This week, the Ugandan president signed an anti-LGBTQ+ law that has been condemned as a ‘permission slip for hate and dehumanization’. The law imposes the death penalty or life imprisonment for ‘certain same-sex acts’, up to 20 years in prison for ‘recruitment, promotion and funding’ of same-sex ‘activities’ and a 14 year sentence for anyone convicted of ‘attempted aggravated homosexuality’ (Guardian 2023). This law criminalizes people who have been identified as LGBTQ+, and such measures have serious implications for organizations involved in the development and use of platforms and databases for collecting, storing, and sharing identity data.
The criminalisation of LGBTQ+ identities is not unique to Uganda, or unique to the 2023 Act. The criminalization of these communities takes place in many countries around the world. In Africa alone, only 22 of its 54 nations allow homosexuality (Reuters, 2023) and there are many cases from the 64 countries that criminalize homosexuality (BBC 2023) where LGBTQ+ people have been convicted for their mere existence. In 2010, a Malawian gay couple was sentenced to 14 years in prison (UN 2010) and the following year, a gay man in Cameroon was arrested in connection with a text message he sent to another man where he said ‘I’m very much in love with you’ (Guardian 2014). In 2023, a gay Chinese blogger was arrested in Russia for publishing a blog post that was deemed to violate the so-called same-sex ‘propaganda’ law simply for suggesting that a gay sexual orientation is normal (CNN 2023).
The criminalisation of LGBTQ+ identities creates a core tension for database owners who collect and store personally identifiable data who operate in these countries. Typically, the security measures around data handling exist to ensure that personal data does not fall into the wrong hands, where it can be used unlawfully. However, in the context of Uganda in the wake of the anti-homosexuality Act, it is the legislation itself that dictates that LGBTQ+ people must be identified and criminal proceedings be brought against them. Enforcing such a law requires evidence to prove that an individual is engaged in same-sex acts, or has been conducting activities that could be viewed as being the ‘recruitment, promotion and funding’ of LGBTQ+ identities (Guardian 2023). Such evidence needs identity data, which makes databases with identity data a potential source where such evidence could be drawn from or inferred.
Data that can be used to provide insight into a person’s behaviour or practices can potentially be used to infer their sexuality or their gender identity. Such data can come from healthcare, from population census data, and from public health surveillance. It can come from the connections and interactions people have on social media. It can even come from GPS trackers used to determine whether a person has attended an LGBTQ+ centre or correlated with other data to infer who the individual has met.

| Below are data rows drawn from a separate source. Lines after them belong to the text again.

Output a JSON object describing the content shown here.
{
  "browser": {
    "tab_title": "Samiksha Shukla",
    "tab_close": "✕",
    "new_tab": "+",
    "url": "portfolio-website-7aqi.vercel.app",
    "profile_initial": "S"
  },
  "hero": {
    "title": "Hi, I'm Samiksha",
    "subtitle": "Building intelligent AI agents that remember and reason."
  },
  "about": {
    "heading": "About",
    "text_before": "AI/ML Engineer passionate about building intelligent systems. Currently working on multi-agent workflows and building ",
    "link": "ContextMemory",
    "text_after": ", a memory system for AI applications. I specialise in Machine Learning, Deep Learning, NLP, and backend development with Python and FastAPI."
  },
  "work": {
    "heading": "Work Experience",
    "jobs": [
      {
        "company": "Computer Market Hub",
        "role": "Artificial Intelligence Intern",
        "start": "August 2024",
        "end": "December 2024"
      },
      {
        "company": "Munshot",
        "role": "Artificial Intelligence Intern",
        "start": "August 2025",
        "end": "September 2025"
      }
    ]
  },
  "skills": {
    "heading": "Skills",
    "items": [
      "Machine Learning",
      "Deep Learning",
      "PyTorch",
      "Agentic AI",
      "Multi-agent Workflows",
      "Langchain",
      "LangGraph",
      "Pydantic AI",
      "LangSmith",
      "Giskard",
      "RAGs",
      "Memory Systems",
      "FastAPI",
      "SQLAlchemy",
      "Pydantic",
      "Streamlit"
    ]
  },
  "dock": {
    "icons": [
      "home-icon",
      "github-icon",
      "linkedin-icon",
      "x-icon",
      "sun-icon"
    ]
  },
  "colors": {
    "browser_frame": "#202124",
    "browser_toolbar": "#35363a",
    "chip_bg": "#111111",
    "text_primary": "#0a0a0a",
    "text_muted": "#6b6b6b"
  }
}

Since identity data can be used to identify LGBTQ+ identities, database owners are faced with a challenging dilemma. They need to conduct their work and safeguard the identities of the persons whose data they store, whilst also complying with national legislation and with the demands of the government. Any database owner or platform owner whose tools collect and store such personal identifiable data must consider the implications of their work within this new legal landscape. In the current climate, if the Ugandan government calls on a database owner to share such identifiable data, the government could potentially use the legislation to make this demand. Sharing such data could expose LGBTQ+ people to risk of conviction under the Act.
Database owners have a responsibility to safeguard the personal data within their database that can be used to identify individuals. However, when a database owner operates within a country where an LGBTQ+ person’s identity is criminalized, they must consider the ethical implications of their work and plan for how this safeguarding can be ensured.